Starting next summer, the parking rates in downtown San Luis Obispo could increase significantly. In order to build a fourth parking structure and make repairs to existing structures, the city is proposing downtown parking rate increases for 2023 and 2025.
"It's ridiculous for a town like San Luis Obispo to charge those kinds of rates. We're not in New York City, you know? I mean, come on," said Laura Bjorkland, Apropos co-owner.
Small business owners are not pleased to hear about the proposed increase and say parking prices and a lack of availability are already hurting business.
"I have a lot of customers, long-time customers, who say I'm not going to shop here anymore because they can't park," said Bjorkland.
"It impacts me very much because when people buy my art, they have to be able to carry it to the car," said Gene Francis, Gene Francis Gallery owner.
Francis says fewer customers are having this problem because fewer people are coming in due to the parking situation.
"So, I end up having to take it and deliver it. It's become really frustrating," said Francis.
"I don't like paying too much so I mean if you're coming down for business, it's a business area. I mean, you want to encourage," said visitor John Roarty.
Paula Delay is a local artist who sells her work downtown and says parking issues are interfering with customers accessing her venue. She thinks San Luis Obispo needs more parking but doesn't think parking rates should be increased because local businesses are already struggling.
"People want to come in, they want to dine, they want to shop and if you give them two hours free, the lost revenue is going to be offset by the revenue that the local merchants are going to pick up," said Paula Delay, San Luis Obispo resident.
Dan Weeks comes to his office downtown just about every morning and avoids the parking meters at all costs due to the expense.
"I think there's enough parking if you're willing to walk a few blocks. That works for me," said Weeks.

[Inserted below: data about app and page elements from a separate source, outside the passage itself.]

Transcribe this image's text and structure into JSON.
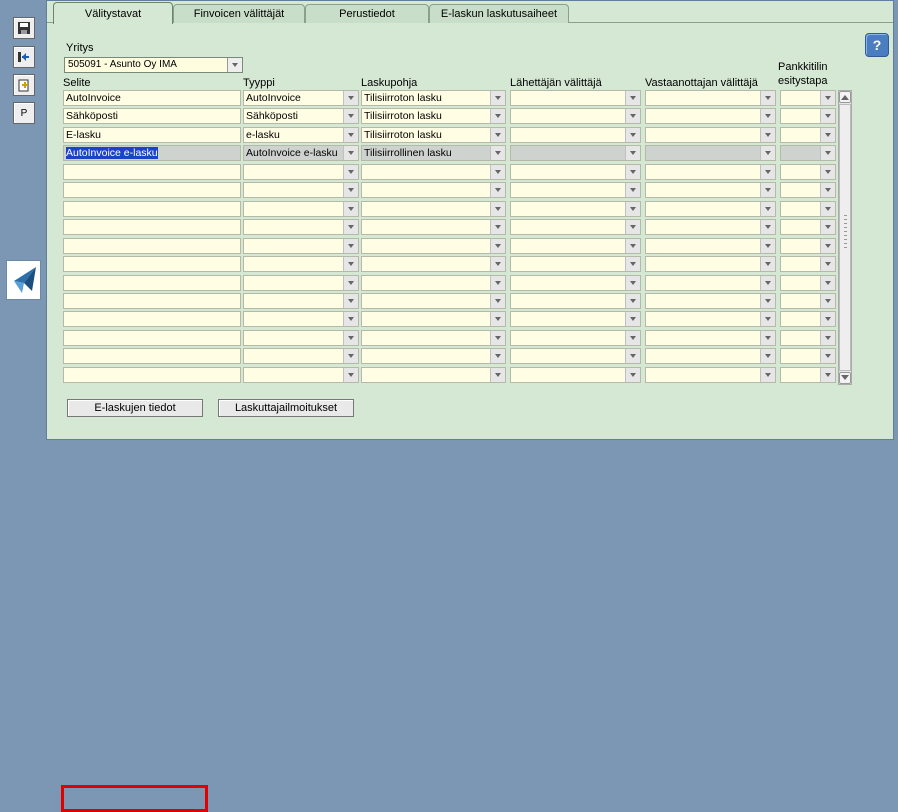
{
  "toolbar": {
    "buttons": [
      {
        "name": "save-icon"
      },
      {
        "name": "exit-icon"
      },
      {
        "name": "new-document-icon"
      },
      {
        "name": "p-button",
        "label": "P"
      }
    ],
    "logo": "app-logo-icon"
  },
  "tabs": [
    {
      "label": "Välitystavat",
      "active": true
    },
    {
      "label": "Finvoicen välittäjät",
      "active": false
    },
    {
      "label": "Perustiedot",
      "active": false
    },
    {
      "label": "E-laskun laskutusaiheet",
      "active": false
    }
  ],
  "help_label": "?",
  "yritys": {
    "label": "Yritys",
    "value": "505091 - Asunto Oy IMA"
  },
  "columns": {
    "selite": "Selite",
    "tyyppi": "Tyyppi",
    "laskupohja": "Laskupohja",
    "lahettaja": "Lähettäjän välittäjä",
    "vastaanottaja": "Vastaanottajan välittäjä",
    "pankkitili_line1": "Pankkitilin",
    "pankkitili_line2": "esitystapa"
  },
  "rows": [
    {
      "selite": "AutoInvoice",
      "tyyppi": "AutoInvoice",
      "laskupohja": "Tilisiirroton lasku",
      "lahettaja": "",
      "vastaanottaja": "",
      "pankkitili": ""
    },
    {
      "selite": "Sähköposti",
      "tyyppi": "Sähköposti",
      "laskupohja": "Tilisiirroton lasku",
      "lahettaja": "",
      "vastaanottaja": "",
      "pankkitili": ""
    },
    {
      "selite": "E-lasku",
      "tyyppi": "e-lasku",
      "laskupohja": "Tilisiirroton lasku",
      "lahettaja": "",
      "vastaanottaja": "",
      "pankkitili": ""
    },
    {
      "selite": "AutoInvoice e-lasku",
      "tyyppi": "AutoInvoice e-lasku",
      "laskupohja": "Tilisiirrollinen lasku",
      "lahettaja": "",
      "vastaanottaja": "",
      "pankkitili": ""
    },
    {
      "selite": "",
      "tyyppi": "",
      "laskupohja": "",
      "lahettaja": "",
      "vastaanottaja": "",
      "pankkitili": ""
    },
    {
      "selite": "",
      "tyyppi": "",
      "laskupohja": "",
      "lahettaja": "",
      "vastaanottaja": "",
      "pankkitili": ""
    },
    {
      "selite": "",
      "tyyppi": "",
      "laskupohja": "",
      "lahettaja": "",
      "vastaanottaja": "",
      "pankkitili": ""
    },
    {
      "selite": "",
      "tyyppi": "",
      "laskupohja": "",
      "lahettaja": "",
      "vastaanottaja": "",
      "pankkitili": ""
    },
    {
      "selite": "",
      "tyyppi": "",
      "laskupohja": "",
      "lahettaja": "",
      "vastaanottaja": "",
      "pankkitili": ""
    },
    {
      "selite": "",
      "tyyppi": "",
      "laskupohja": "",
      "lahettaja": "",
      "vastaanottaja": "",
      "pankkitili": ""
    },
    {
      "selite": "",
      "tyyppi": "",
      "laskupohja": "",
      "lahettaja": "",
      "vastaanottaja": "",
      "pankkitili": ""
    },
    {
      "selite": "",
      "tyyppi": "",
      "laskupohja": "",
      "lahettaja": "",
      "vastaanottaja": "",
      "pankkitili": ""
    },
    {
      "selite": "",
      "tyyppi": "",
      "laskupohja": "",
      "lahettaja": "",
      "vastaanottaja": "",
      "pankkitili": ""
    },
    {
      "selite": "",
      "tyyppi": "",
      "laskupohja": "",
      "lahettaja": "",
      "vastaanottaja": "",
      "pankkitili": ""
    },
    {
      "selite": "",
      "tyyppi": "",
      "laskupohja": "",
      "lahettaja": "",
      "vastaanottaja": "",
      "pankkitili": ""
    },
    {
      "selite": "",
      "tyyppi": "",
      "laskupohja": "",
      "lahettaja": "",
      "vastaanottaja": "",
      "pankkitili": ""
    }
  ],
  "selected_row": 3,
  "buttons": {
    "e_laskujen_tiedot": "E-laskujen tiedot",
    "laskuttajailmoitukset": "Laskuttajailmoitukset"
  },
  "colors": {
    "panel_bg": "#d5e8d4",
    "cell_bg": "#fffde3",
    "frame_bg": "#7b97b3",
    "highlight": "#e00000"
  }
}
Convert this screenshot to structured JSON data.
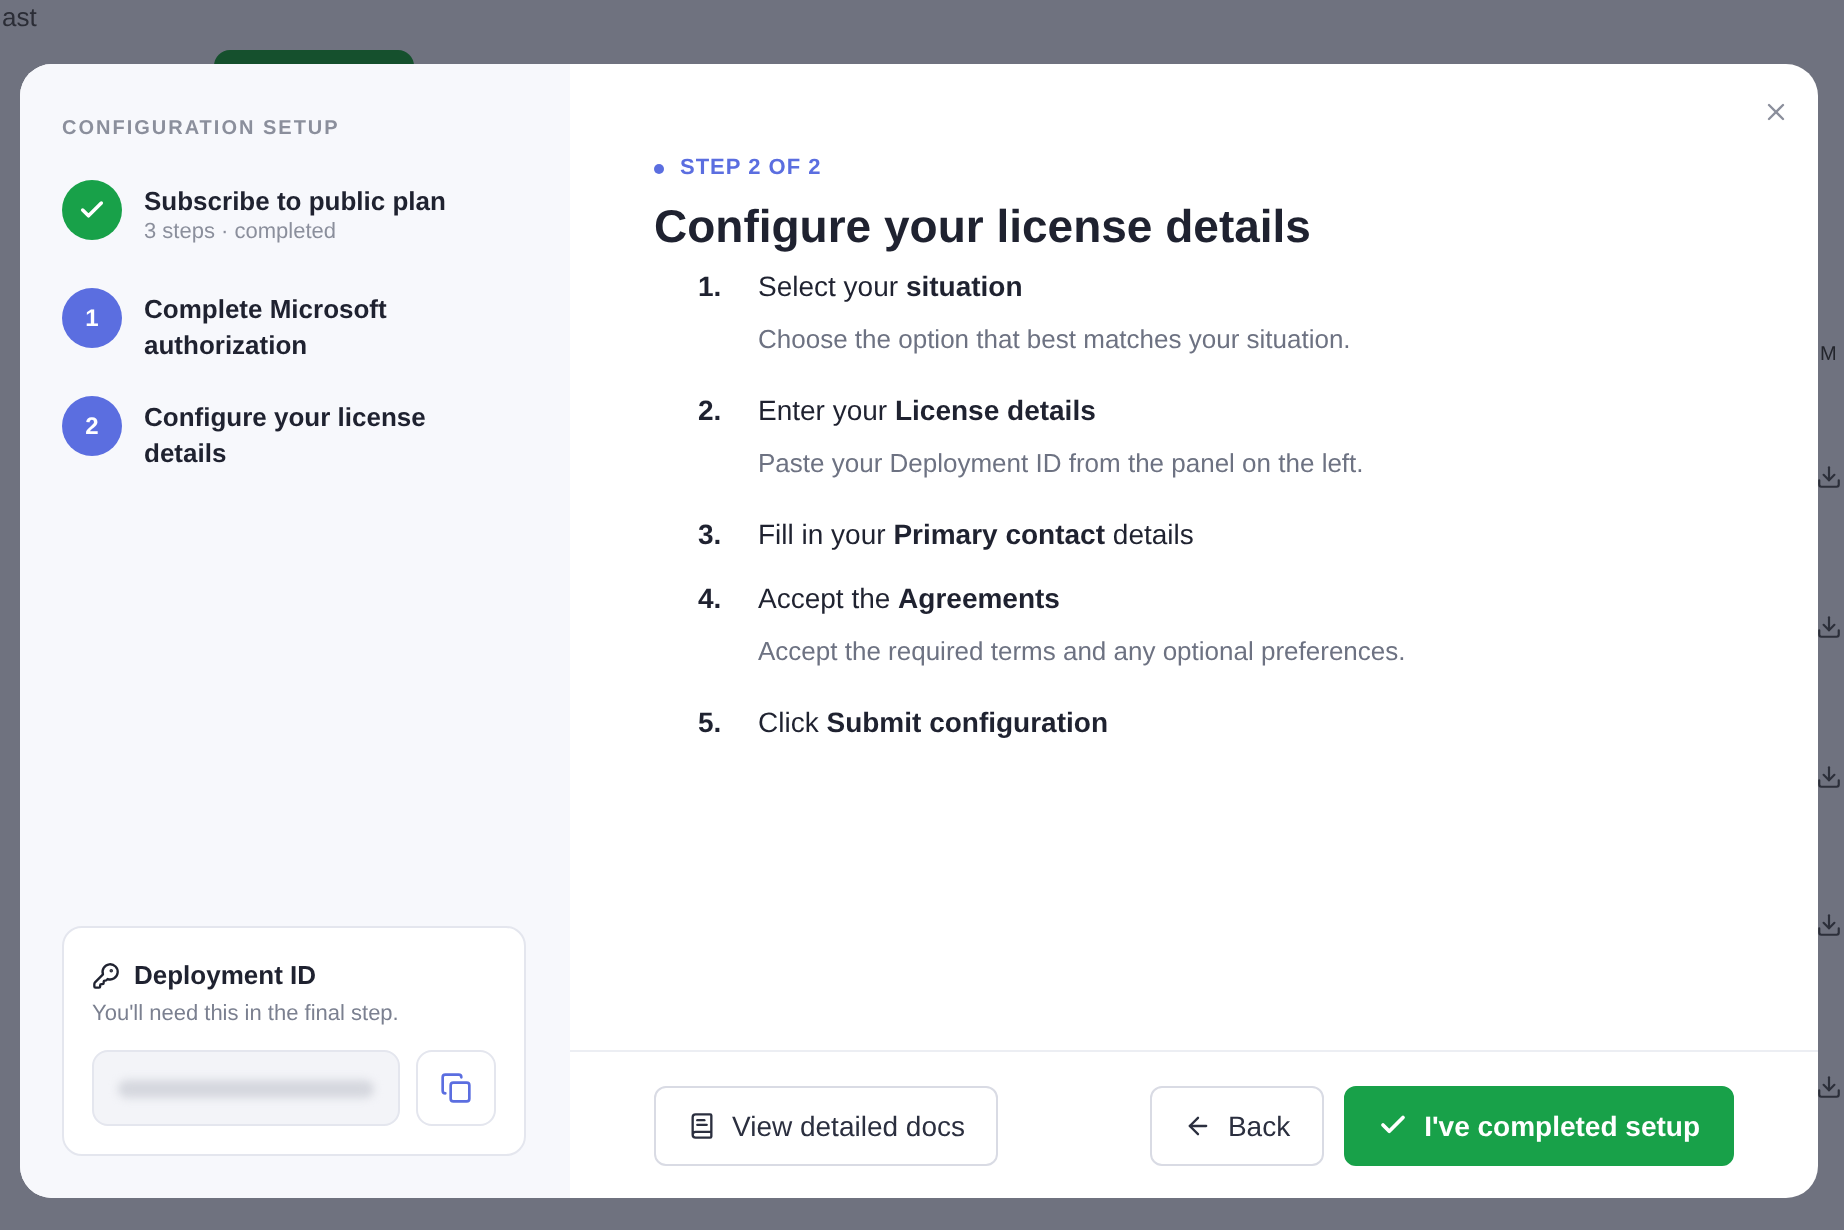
{
  "backdrop": {
    "top_text": "ast",
    "column_text": "M"
  },
  "sidebar": {
    "heading": "CONFIGURATION SETUP",
    "steps": [
      {
        "kind": "done",
        "title": "Subscribe to public plan",
        "subtitle": "3 steps · completed"
      },
      {
        "kind": "number",
        "marker": "1",
        "title": "Complete Microsoft authorization"
      },
      {
        "kind": "number",
        "marker": "2",
        "title": "Configure your license details"
      }
    ],
    "deployment": {
      "title": "Deployment ID",
      "hint": "You'll need this in the final step."
    }
  },
  "main": {
    "eyebrow": "STEP 2 OF 2",
    "title": "Configure your license details",
    "steps": [
      {
        "number": "1.",
        "text": "Select your **situation**",
        "detail": "Choose the option that best matches your situation."
      },
      {
        "number": "2.",
        "text": "Enter your **License details**",
        "detail": "Paste your Deployment ID from the panel on the left."
      },
      {
        "number": "3.",
        "text": "Fill in your **Primary contact** details"
      },
      {
        "number": "4.",
        "text": "Accept the **Agreements**",
        "detail": "Accept the required terms and any optional preferences."
      },
      {
        "number": "5.",
        "text": "Click **Submit configuration**"
      }
    ]
  },
  "footer": {
    "docs": "View detailed docs",
    "back": "Back",
    "done": "I've completed setup"
  }
}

He says he's okay with a parking rate increase.
"Personally, I think it's a good idea because they'll figure out how much they should increase it to actually have full capacity. It's hard to know until you do it what people are willing to pay," said Weeks.
If approved, two-hour street parking in the main part of downtown will increase from about $2 an hour to $4. Structure parking will be $3 an hour or a maximum daily rate of $12, up from $1.50 per hour or $6 a day. 10-hour street parking in the outer downtown area will be $3 an hour, up from $1.50.

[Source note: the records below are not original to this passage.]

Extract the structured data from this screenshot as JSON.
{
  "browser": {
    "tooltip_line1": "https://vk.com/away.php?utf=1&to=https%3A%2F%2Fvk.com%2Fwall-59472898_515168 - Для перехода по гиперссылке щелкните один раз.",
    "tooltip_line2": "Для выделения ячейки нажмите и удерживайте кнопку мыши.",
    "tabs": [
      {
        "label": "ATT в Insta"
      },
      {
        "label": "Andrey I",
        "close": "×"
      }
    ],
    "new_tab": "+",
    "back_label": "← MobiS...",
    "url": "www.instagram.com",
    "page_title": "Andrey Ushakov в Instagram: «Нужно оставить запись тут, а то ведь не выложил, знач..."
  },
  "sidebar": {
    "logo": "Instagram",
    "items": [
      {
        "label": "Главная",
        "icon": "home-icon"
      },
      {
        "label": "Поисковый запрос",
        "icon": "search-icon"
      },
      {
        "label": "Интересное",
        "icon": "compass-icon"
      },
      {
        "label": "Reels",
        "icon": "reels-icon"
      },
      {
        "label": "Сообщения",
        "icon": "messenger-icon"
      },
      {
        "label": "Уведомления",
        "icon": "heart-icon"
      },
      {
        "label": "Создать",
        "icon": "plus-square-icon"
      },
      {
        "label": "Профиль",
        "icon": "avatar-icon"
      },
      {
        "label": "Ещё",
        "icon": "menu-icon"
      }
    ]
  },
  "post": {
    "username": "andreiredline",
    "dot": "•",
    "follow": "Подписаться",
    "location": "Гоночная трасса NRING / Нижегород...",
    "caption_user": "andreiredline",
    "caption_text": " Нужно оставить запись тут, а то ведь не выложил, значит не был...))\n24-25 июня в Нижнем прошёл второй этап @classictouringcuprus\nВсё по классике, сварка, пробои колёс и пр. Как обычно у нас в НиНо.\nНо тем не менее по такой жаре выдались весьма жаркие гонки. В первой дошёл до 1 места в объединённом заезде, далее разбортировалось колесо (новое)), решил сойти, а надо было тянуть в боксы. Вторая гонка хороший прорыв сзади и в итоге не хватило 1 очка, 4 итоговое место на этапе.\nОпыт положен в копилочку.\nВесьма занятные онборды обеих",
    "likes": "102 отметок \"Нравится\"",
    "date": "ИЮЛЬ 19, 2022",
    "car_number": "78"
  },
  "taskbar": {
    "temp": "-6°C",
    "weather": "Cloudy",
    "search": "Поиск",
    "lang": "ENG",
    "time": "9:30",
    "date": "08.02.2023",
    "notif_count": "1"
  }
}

If approved, the rate increases will begin next summer in July of 2023.
The city council will consider the proposed increases on Tuesday, June 7. Community members can provide public comment during the city council meeting in person. Public comment before the meeting must be received at least three hours prior to the start of the meeting.